Airbus has finalised some significant design decisions on the exterior look and structural make-up of its A350 XWB in recent months, but the cockpit has also undergone a major rethink with the decision to abandon any links with the A380 in favour of an all-new configuration that rivals the Boeing 787.
Until now, Airbus had planned to equip the XWB had with a cockpit based on that of the A380. "After discussions with customers, we've decided to go away from the A380-sized cockpit displays and adopt larger displays," says A350 XWB chief engineer Gordon McConnell.
The XWB flightdeck has now six identical rectangular horizontal screens measuring 15in (38cm) diagonally across. The new configuration has two central displays mounted one above the other (the lower one on the centre console in front of the thrust levers), and a single primary flight/navigation display in front of each pilot with an on-board information system screen adjacent to it.
By comparison, the A380's flightdeck incorporates an eight-screen layout on the main instrument panel (rectangular upright displays) plus two larger rectangular on-board information screens each mounted at each side of the main panel.
McConnell says that there were two main drivers behind the decision to revamp the cockpit: "The ability to share some of this airport and navigation information on the centre display is seen as advantage for the pilots because it means they can be looking at the same display together."
A350 XWB specification A350-800 A350-900 A350-1000
Maximum take-off weight (t) 245 265 295
Maximum landing weight (t) 182.5 202.5 225.5
Maximum zero fuel weight (t) 171 189.5 211
Fuel capacity (l) 129,000 138,000 156,000
Powerplant 2 x 74,000lb 2 x 83,000lb 2 x 92,000lb
Trent XWB-74 Trent XWB-83 Trent XWB-92
Two-class seating (breakdown) 276 (36/240) 315 (48/267) 369 (54/315)
Cabin diameter (m) * 5.97 5.97 5.97
Service entry Mid-2014 Mid-2013 Late 2015
* - Maximum outer diameter Source: Airbus
Secondly, it gives Airbus "some future proofing" he says. "It allows us to put some more advances in navigation technology on to the displays in the future."
The revised flightdeck retains traditional Airbus switching and features such as the non-back-driven thrust levers (when autothrust is engaged) and the A380's curser-control device and "QWERTY" pedestal-mounted keypad. However, the larger screens are similar to the Rockwell Collins displays that equip the 787's flightdeck.
Airbus declines to comment on who is competing to provide the A350's flightdeck avionics, but Flight International understands that the incumbent A380 supplier Thales is vying with Rockwell for the deal. A decision is expected soon.
The A350 nose section's new revised outer shape incorporates a flightcrew escape hatch for the first time on an Airbus aircraft, as the side windows are fixed and not openable.
McConnell says with the revisions made to the nose fuselage, the concept is now well advanced and is unlikely to undergo any more major changes. "We've changed the shape of the upper radius and upper shell of the fuselage for aerodynamic reasons.

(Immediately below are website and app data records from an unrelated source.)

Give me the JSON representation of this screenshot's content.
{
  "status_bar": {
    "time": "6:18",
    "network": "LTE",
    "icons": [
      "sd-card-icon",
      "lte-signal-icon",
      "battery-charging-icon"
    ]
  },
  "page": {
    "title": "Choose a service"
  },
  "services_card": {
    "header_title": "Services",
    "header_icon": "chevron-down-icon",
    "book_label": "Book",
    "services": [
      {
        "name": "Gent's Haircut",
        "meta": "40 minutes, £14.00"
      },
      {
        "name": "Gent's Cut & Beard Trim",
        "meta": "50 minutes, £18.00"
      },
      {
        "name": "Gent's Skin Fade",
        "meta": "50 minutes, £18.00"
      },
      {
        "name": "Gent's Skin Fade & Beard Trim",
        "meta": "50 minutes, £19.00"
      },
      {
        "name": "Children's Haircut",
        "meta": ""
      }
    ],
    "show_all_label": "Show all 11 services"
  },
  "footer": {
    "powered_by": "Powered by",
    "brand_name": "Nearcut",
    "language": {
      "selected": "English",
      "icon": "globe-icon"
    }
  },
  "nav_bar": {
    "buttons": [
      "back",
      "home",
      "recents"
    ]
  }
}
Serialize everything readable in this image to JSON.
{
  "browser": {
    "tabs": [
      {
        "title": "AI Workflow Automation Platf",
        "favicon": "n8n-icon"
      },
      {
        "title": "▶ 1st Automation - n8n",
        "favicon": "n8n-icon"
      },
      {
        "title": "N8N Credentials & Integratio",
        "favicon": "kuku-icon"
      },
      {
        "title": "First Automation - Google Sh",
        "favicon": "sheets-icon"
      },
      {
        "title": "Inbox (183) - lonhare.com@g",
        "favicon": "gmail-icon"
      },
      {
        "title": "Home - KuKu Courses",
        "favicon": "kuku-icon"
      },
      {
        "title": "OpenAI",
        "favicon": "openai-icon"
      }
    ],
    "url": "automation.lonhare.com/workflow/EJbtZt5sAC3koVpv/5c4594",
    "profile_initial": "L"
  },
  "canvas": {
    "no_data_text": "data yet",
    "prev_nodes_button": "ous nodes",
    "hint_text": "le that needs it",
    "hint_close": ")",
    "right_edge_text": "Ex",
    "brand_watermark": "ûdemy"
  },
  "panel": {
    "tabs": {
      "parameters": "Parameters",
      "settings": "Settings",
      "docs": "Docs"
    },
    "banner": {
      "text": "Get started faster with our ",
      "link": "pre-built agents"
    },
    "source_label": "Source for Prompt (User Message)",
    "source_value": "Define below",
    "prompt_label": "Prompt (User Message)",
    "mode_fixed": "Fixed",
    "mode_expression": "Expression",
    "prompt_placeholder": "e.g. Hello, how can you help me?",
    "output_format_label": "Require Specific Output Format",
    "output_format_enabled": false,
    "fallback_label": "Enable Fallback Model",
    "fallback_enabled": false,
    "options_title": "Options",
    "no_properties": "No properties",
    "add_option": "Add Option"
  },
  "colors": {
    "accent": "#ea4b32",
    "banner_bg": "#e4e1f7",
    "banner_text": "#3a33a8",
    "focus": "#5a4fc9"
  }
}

We've refined the windscreen and worked to minimise the centre post to improve the pilots' visibility."
The whole cockpit canopy section has aluminium alloy skin panels, which McConnell says offers "the best solution in terms of the overall balance between weight/cost/manufacturing process etc".
Airbus has frozen the static thrust levels for the three A350 variants for entry-into-service at ratings lower than previously expected. The thrust levels provided to Rolls-Royce for its Trent XWB engine are 74,000lb (329kN), 83,000lb and 92,000lb for the A350-800, -900 and -1000, respectively. These are 1,000 to 4,000lb lower than previous estimates, says McConnell. "After windtunnel and development work on low-speed performance, we've improved our level of prediction and believe we have better performance than anticipated at the start of the programme."

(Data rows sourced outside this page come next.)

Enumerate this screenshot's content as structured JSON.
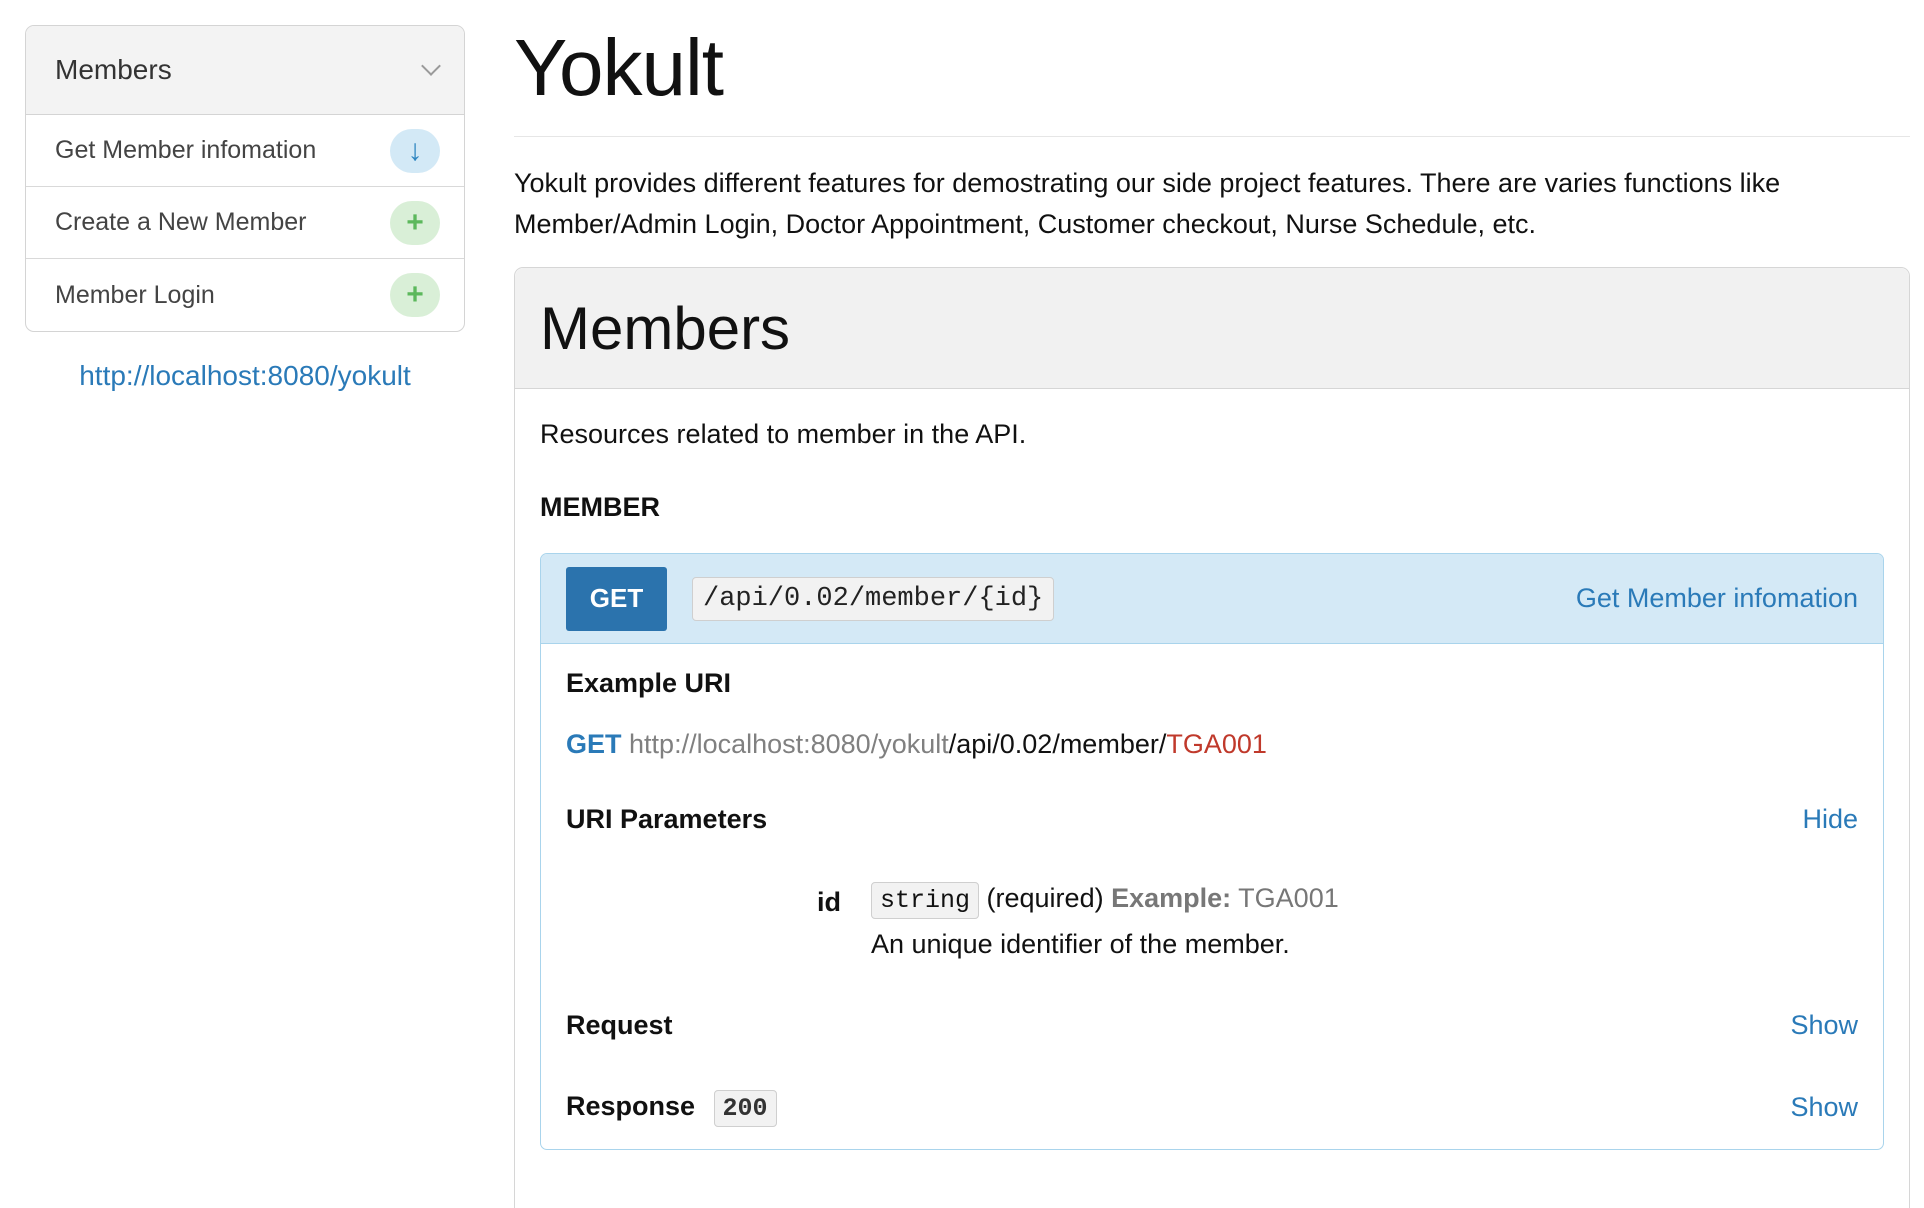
{
  "sidebar": {
    "heading": "Members",
    "items": [
      {
        "label": "Get Member infomation",
        "badge": "↓"
      },
      {
        "label": "Create a New Member",
        "badge": "+"
      },
      {
        "label": "Member Login",
        "badge": "+"
      }
    ],
    "host_link": "http://localhost:8080/yokult"
  },
  "page": {
    "title": "Yokult",
    "intro": "Yokult provides different features for demostrating our side project features. There are varies functions like Member/Admin Login, Doctor Appointment, Customer checkout, Nurse Schedule, etc."
  },
  "section": {
    "title": "Members",
    "description": "Resources related to member in the API.",
    "group_label": "MEMBER"
  },
  "resource": {
    "method": "GET",
    "uri_template": "/api/0.02/member/{id}",
    "name": "Get Member infomation",
    "example_uri_label": "Example URI",
    "example_method": "GET",
    "example_host": "http://localhost:8080/yokult",
    "example_path": "/api/0.02/member/",
    "example_param": "TGA001",
    "uri_params_label": "URI Parameters",
    "uri_params_toggle": "Hide",
    "param": {
      "name": "id",
      "type": "string",
      "required": "(required)",
      "example_label": "Example:",
      "example_value": "TGA001",
      "description": "An unique identifier of the member."
    },
    "request_label": "Request",
    "request_toggle": "Show",
    "response_label": "Response",
    "response_code": "200",
    "response_toggle": "Show"
  },
  "colors": {
    "accent": "#2a7ab8",
    "method_button": "#2b73ad",
    "resource_header": "#d4e9f6",
    "param_highlight": "#c0392b"
  }
}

With the A350's double-lobe cabin cross-section finalised (at around 5.97m (235in) outer diameter), Airbus has built a portable cabin mock-up which it recently displayed at September's customer focus group meeting in Bordeaux. Equipped with fairly basic furnishings and eight- and nine-abreast economy seating, the mock-up is designed to enable customers to make direct comparisons with the 787, rather than to articulate concepts as previous Airbus mock-ups have, says Robert Lange, head of aircraft interiors marketing. "It is designed to allow customers to come along with the tape measures and understand exactly what they can fit in the XWB's cabin.
Read our recent in-depth report on the new twinjet at www.flightglobal.com/a350xwb
Source: Flight International